The Nineteenth Century Studies Association (NCSA) is pleased to announce the 2018 Article Prize, which recognizes excellence in scholarly studies from any discipline focusing on any aspect of the long nineteenth century (French Revolution to World War I). The winning article will be selected by a committee of nineteenth-century scholars representing diverse disciplines. The winner will receive a cash award of $500 to be presented at the Annual NCSA Conference in 2018. Applicants are encouraged to attend the conference at which the prize will be awarded.

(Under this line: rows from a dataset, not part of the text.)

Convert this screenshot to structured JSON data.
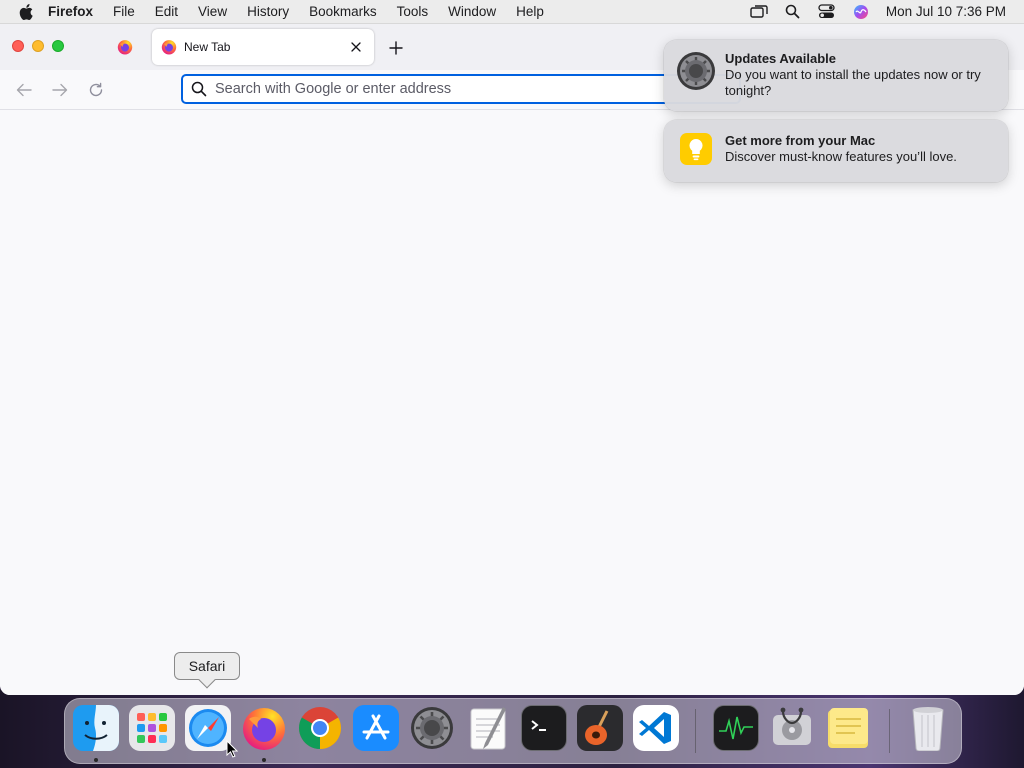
{
  "menubar": {
    "apple_icon": "apple-logo-icon",
    "app_name": "Firefox",
    "menus": [
      "File",
      "Edit",
      "View",
      "History",
      "Bookmarks",
      "Tools",
      "Window",
      "Help"
    ],
    "status_icons": [
      "screen-mirroring-icon",
      "spotlight-search-icon",
      "control-center-icon",
      "siri-icon"
    ],
    "clock": "Mon Jul 10  7:36 PM"
  },
  "browser": {
    "pinned_tab_icon": "firefox-icon",
    "active_tab": {
      "title": "New Tab",
      "favicon": "firefox-icon"
    },
    "new_tab_icon": "plus-icon",
    "nav": {
      "back_icon": "arrow-left-icon",
      "forward_icon": "arrow-right-icon",
      "reload_icon": "reload-icon"
    },
    "urlbar": {
      "placeholder": "Search with Google or enter address",
      "value": ""
    }
  },
  "notifications": [
    {
      "app_icon": "system-preferences-icon",
      "title": "Updates Available",
      "body": "Do you want to install the updates now or try tonight?"
    },
    {
      "app_icon": "tips-icon",
      "title": "Get more from your Mac",
      "body": "Discover must-know features you’ll love."
    }
  ],
  "dock": {
    "tooltip": "Safari",
    "apps": [
      {
        "name": "Finder",
        "icon": "finder-icon",
        "running": true
      },
      {
        "name": "Launchpad",
        "icon": "launchpad-icon",
        "running": false
      },
      {
        "name": "Safari",
        "icon": "safari-icon",
        "running": false
      },
      {
        "name": "Firefox",
        "icon": "firefox-icon",
        "running": true
      },
      {
        "name": "Google Chrome",
        "icon": "chrome-icon",
        "running": false
      },
      {
        "name": "App Store",
        "icon": "app-store-icon",
        "running": false
      },
      {
        "name": "System Preferences",
        "icon": "system-preferences-icon",
        "running": false
      },
      {
        "name": "TextEdit",
        "icon": "textedit-icon",
        "running": false
      },
      {
        "name": "Terminal",
        "icon": "terminal-icon",
        "running": false
      },
      {
        "name": "GarageBand",
        "icon": "garageband-icon",
        "running": false
      },
      {
        "name": "Visual Studio Code",
        "icon": "vscode-icon",
        "running": false
      },
      {
        "name": "Activity Monitor",
        "icon": "activity-monitor-icon",
        "running": false
      },
      {
        "name": "Disk Utility",
        "icon": "disk-utility-icon",
        "running": false
      },
      {
        "name": "Stickies",
        "icon": "stickies-icon",
        "running": false
      },
      {
        "name": "Trash",
        "icon": "trash-icon",
        "running": false
      }
    ]
  },
  "colors": {
    "accent": "#0061e0",
    "tab_strip": "#f0f0f4",
    "content_bg": "#f9f9fb",
    "traffic_close": "#ff5f57",
    "traffic_minimize": "#febc2e",
    "traffic_maximize": "#28c840"
  }
}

Entries can be from any discipline, must be published in English or be accompanied by an English translation, and submission of essays that are interdisciplinary is especially encouraged. Articles that appeared in print in a journal or edited collection between July 1, 2016 and June 30, 2017 are eligible for the 2018 Article Prize; if the date of publication does not fall within that span but the work appeared between those dates, then it is eligible. Essays published in online, peer-reviewed journals are considered to be "in print" and are thus eligible. Articles may be submitted by the author or the publisher of a journal, anthology, or volume containing independent essays.
Deadline for submission is July 1, 2017.
Send a PDF file electronically of published articles/essays, including the publication’s name/volume/date etc., to the chair of the committee at the following email address: email@example.com. All submissions via email will be acknowledged; queries should be addresses to Professor Laura White at the same email address. Articles submitted to the NCSA Emerging Scholars Award competition are ineligible for the Article Prize; one entry per scholar or publisher is allowed annually.
Previous recipients of the Article Prize:
Awarded in 2016--James W. Cook. "Finding Otira: On the Geopolitics of Black Celebrity." Raritan 34.2 (Fall 2014).
Awarded in 2015--Elizabeth Buhe. "Sculpted Glyphs: Egypt and the Musée Charles X." Nineteenth-Century Art Worldwide 13.1 (Spring 2014).
Awarded in 2014--Edward Melillo. "The First Green Revolution: Debt Peonage and the Making of the Nitrogen Fertilizer Trade, 1840-1930." The American Historical Review 117.4 (October 2012): 1028-60.
Awarded in 2013--Dehn Gilmore. "The Difficulty of Historical Work in the Nineteenth-Century Museum and the Thackeray Novel." Nineteenth-Century Literature 67.1 (June 2012): 29-57.
Awarded in 2012--Deborah Lutz. "The Dead Still Among Us: Victorian Secular Relics, Hair Jewelry and Death Culture," Victorian Literature and Culture 39.1 (2011): 127-142.
Awarded in 2011--Adriana Craciun. "The Frozen Ocean." PMLA 125.3 (2010): 693-702.
Awarded in 2010--Michael Gamer and Terry F. Robinson. "Mary Robinson and the Dramatic Art of the Comeback." Studies in Romanticism 48.2 (Summer 2009): 219-256.
Awarded in 2009--Marilyn R. Brown. "'Miss La La's 'Teeth": Reflections on Degas and 'Race,'" The Art Bulletin, Vol. 89. 4 (December 2007): 738-65.
Awarded in 2008--Holly Jackson. "Identifying Emma Dunham Kelley: Rethinking Race and Authorship," PMLA 12.3 (2007): 728-41.
Awarded in 2007--Stefan Bargheer. "Fools of the Leisure Class: Honor, Ridicule and the Emergence of Animal Protection Legislation in England, 1740-1840," European Journal of Sociology. 47.1 (2006): 3-35.
Awarded in 2006--Alan C. Braddock. "'Jeff College Boys': Thomas Eakins, Dr. Forbes, and "Anatomical Fraternity in Postbellum Philadelphia," American Quarterly, 57.2 (2005): 355-83.
Awarded in 2005--April F. Masten. "Shake Hands? Lily Martin Spencer and the Politics of Art," American Quarterly, 56.2 (2004): 348-94.
Awarded in 2004--H. Glenn Penny. "The Politics of Anthropology in the Age of Empire: German Colonists, Brazilian Indians, and the Case of Alberto Vojtech Fric," Comparative Studies in Society and History, 45.2 (2003): 240-80.